- [DIRECTIONS] Exact copy, no pictures: set down every entry below as written.

[Start of Attachment]

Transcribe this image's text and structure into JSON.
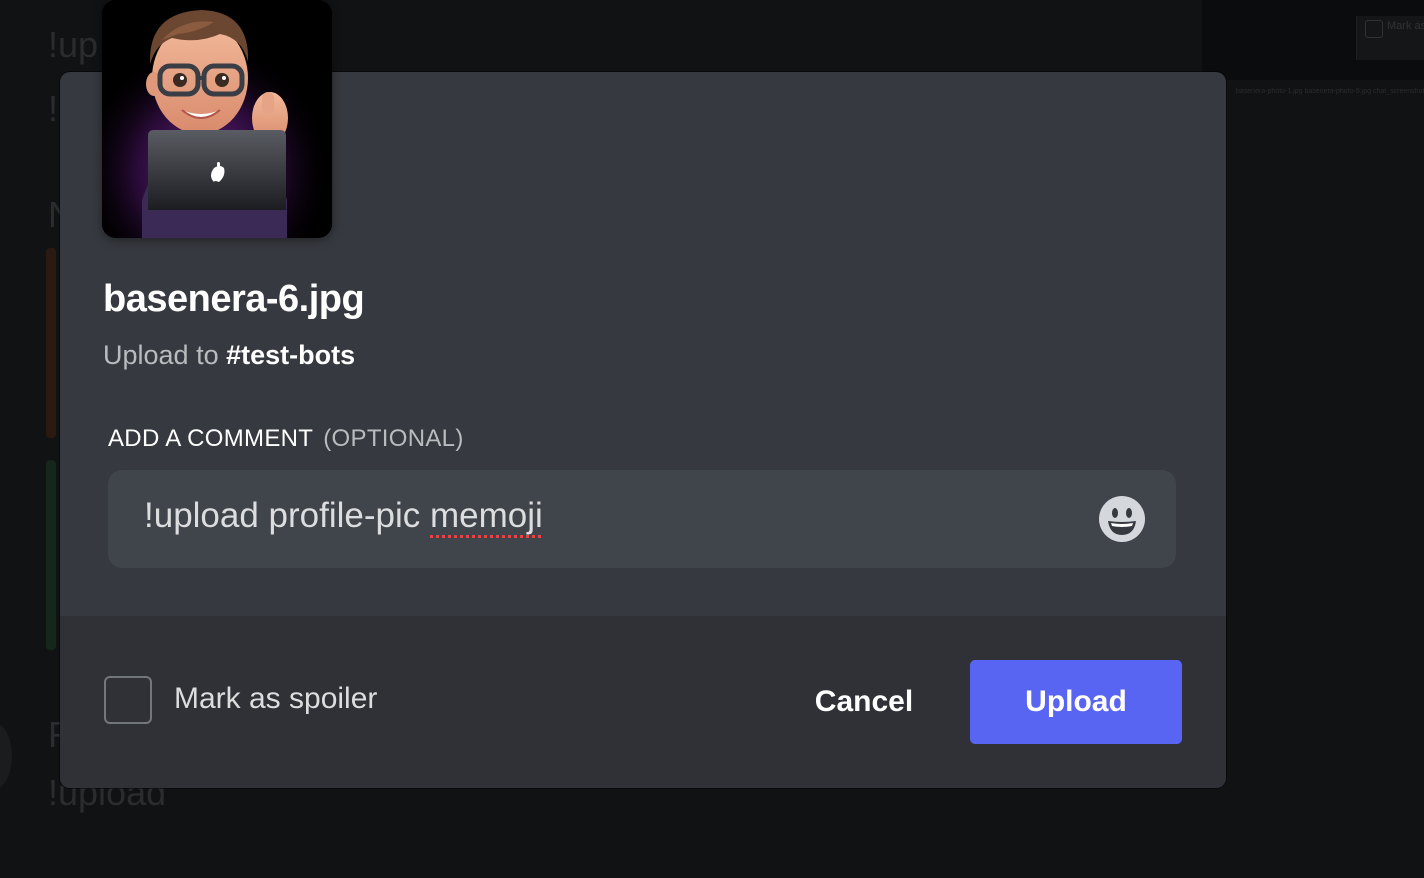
{
  "background": {
    "lines": [
      "!up",
      "!",
      "N",
      "R",
      "!upload"
    ],
    "corner_label": "Mark as",
    "tabs_text": "basenera-photo-1.jpg  basenera-photo-5.jpg  chat_screenshot.png"
  },
  "modal": {
    "thumbnail": "memoji-profile-image",
    "filename": "basenera-6.jpg",
    "upload_to_prefix": "Upload to",
    "channel": "#test-bots",
    "comment_label": "ADD A COMMENT",
    "comment_optional": "(OPTIONAL)",
    "comment_value_plain": "!upload profile-pic ",
    "comment_value_misspelled": "memoji",
    "emoji_icon": "grinning-face-icon",
    "spoiler_label": "Mark as spoiler",
    "spoiler_checked": false,
    "cancel_label": "Cancel",
    "upload_label": "Upload"
  },
  "colors": {
    "modal_bg": "#36393f",
    "footer_bg": "#2f3136",
    "input_bg": "#40444b",
    "primary": "#5865f2"
  }
}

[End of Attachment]

- [RESULT OF THIS TASK]
Transcribe this image's text and structure into JSON.
{
  "background": {
    "lines": [
      "!up",
      "!",
      "N",
      "R",
      "!upload"
    ],
    "corner_label": "Mark as",
    "tabs_text": "basenera-photo-1.jpg  basenera-photo-5.jpg  chat_screenshot.png"
  },
  "modal": {
    "thumbnail": "memoji-profile-image",
    "filename": "basenera-6.jpg",
    "upload_to_prefix": "Upload to",
    "channel": "#test-bots",
    "comment_label": "ADD A COMMENT",
    "comment_optional": "(OPTIONAL)",
    "comment_value_plain": "!upload profile-pic ",
    "comment_value_misspelled": "memoji",
    "emoji_icon": "grinning-face-icon",
    "spoiler_label": "Mark as spoiler",
    "spoiler_checked": false,
    "cancel_label": "Cancel",
    "upload_label": "Upload"
  },
  "colors": {
    "modal_bg": "#36393f",
    "footer_bg": "#2f3136",
    "input_bg": "#40444b",
    "primary": "#5865f2"
  }
}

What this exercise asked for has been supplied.